Which lines of the records contain the word "volume"? Copy each one.

=-=-=-=-=

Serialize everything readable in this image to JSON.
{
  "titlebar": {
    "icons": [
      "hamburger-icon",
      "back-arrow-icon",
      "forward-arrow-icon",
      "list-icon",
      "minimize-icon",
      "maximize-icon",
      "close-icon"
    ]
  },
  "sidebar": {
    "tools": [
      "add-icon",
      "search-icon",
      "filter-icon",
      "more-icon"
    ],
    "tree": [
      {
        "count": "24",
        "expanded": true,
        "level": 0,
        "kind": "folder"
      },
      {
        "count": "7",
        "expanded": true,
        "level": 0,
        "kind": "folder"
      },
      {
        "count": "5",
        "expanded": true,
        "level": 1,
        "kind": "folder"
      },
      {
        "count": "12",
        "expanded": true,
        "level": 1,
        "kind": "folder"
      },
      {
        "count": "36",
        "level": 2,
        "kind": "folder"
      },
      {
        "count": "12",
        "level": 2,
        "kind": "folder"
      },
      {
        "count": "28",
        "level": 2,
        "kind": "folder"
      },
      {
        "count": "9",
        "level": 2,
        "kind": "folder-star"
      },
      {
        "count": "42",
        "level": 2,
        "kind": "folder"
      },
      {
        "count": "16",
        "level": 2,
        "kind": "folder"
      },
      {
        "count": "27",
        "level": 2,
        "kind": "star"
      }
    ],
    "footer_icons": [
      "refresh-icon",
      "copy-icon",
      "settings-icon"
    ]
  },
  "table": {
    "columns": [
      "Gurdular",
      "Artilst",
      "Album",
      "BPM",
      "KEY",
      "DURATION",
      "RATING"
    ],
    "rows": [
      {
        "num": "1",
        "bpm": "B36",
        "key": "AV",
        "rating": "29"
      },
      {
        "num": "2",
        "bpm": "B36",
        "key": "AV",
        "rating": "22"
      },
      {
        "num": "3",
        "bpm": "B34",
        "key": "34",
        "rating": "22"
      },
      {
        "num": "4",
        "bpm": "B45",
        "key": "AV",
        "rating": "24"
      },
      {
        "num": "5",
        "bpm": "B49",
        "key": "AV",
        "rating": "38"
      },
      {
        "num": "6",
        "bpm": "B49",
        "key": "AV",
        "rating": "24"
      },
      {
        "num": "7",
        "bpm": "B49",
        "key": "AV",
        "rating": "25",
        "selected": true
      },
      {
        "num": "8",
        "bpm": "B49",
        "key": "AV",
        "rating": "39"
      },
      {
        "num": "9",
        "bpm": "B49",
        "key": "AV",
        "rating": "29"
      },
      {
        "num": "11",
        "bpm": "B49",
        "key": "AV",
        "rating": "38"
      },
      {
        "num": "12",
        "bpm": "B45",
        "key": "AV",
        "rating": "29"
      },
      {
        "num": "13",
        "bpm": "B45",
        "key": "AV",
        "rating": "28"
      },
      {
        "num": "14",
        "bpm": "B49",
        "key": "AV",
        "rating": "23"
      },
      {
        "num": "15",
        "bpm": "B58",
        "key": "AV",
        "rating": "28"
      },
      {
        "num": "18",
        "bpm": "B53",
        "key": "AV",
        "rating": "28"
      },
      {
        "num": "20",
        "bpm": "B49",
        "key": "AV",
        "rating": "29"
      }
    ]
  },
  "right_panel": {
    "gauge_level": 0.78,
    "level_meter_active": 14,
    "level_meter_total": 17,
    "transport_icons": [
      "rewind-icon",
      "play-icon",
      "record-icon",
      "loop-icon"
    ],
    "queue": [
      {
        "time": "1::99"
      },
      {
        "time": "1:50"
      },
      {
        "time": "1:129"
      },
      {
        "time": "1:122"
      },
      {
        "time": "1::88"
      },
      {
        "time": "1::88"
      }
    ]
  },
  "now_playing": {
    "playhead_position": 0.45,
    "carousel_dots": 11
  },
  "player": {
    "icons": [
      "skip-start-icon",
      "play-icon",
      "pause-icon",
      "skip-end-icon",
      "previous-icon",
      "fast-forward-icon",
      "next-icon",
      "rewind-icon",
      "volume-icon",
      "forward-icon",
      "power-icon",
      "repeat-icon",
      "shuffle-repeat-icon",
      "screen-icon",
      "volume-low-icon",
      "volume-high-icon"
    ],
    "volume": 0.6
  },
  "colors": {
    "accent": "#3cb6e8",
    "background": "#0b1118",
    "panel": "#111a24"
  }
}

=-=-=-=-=

### Response below
      "volume-icon",
      "volume-low-icon",
      "volume-high-icon"
    "volume": 0.6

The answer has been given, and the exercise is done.